What the exercise asks
Within the data below, copy each line where the string "icon" is found.

════════

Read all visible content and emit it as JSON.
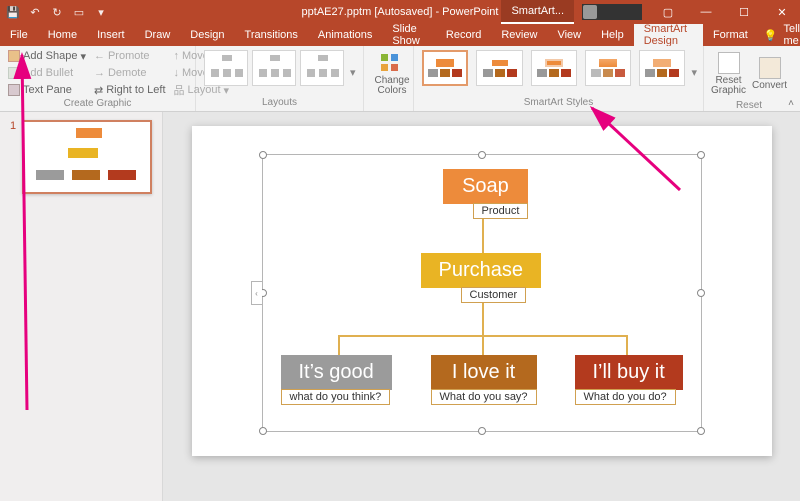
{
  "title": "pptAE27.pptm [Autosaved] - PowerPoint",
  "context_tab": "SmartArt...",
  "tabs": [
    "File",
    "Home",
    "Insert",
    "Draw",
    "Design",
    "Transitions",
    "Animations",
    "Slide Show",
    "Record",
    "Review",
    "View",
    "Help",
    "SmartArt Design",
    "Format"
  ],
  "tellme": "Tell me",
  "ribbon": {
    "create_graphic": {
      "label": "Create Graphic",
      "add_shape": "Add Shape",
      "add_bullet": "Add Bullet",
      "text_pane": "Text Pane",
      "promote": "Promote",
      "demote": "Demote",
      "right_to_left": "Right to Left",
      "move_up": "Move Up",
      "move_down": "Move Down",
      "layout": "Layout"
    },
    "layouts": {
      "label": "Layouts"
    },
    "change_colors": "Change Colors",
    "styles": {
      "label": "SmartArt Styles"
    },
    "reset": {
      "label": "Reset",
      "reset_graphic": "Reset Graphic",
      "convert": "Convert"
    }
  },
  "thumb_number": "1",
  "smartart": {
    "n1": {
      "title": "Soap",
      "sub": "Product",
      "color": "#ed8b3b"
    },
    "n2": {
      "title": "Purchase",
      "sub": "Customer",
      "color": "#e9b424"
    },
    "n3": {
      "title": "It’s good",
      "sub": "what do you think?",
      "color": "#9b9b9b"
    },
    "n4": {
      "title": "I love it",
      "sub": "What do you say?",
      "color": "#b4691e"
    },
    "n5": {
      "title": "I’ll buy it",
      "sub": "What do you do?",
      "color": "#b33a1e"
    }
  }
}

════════

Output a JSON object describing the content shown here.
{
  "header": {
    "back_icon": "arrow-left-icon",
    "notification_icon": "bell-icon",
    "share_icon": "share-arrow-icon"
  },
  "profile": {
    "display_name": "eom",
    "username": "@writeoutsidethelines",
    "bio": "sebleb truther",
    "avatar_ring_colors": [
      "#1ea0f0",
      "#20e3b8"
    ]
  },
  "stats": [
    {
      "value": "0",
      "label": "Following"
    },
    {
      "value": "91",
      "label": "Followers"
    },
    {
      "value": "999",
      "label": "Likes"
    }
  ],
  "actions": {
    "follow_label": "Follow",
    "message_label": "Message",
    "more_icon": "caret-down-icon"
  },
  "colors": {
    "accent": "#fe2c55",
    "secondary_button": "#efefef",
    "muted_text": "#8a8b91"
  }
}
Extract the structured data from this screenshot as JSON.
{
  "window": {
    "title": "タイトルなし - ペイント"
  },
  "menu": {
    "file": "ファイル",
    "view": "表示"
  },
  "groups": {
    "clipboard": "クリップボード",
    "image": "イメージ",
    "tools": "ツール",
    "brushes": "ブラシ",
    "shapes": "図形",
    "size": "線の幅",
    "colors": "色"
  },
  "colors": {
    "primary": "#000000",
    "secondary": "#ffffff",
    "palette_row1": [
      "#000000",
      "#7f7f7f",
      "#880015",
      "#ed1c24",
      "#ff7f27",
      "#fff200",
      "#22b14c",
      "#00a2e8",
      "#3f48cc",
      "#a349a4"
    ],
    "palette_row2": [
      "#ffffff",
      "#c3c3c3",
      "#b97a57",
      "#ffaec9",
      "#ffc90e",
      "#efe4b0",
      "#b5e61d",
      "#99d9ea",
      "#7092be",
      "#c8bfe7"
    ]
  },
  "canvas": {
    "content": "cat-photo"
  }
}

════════

Solved exercise
    "back_icon": "arrow-left-icon",
    "notification_icon": "bell-icon",
    "share_icon": "share-arrow-icon"
    "more_icon": "caret-down-icon"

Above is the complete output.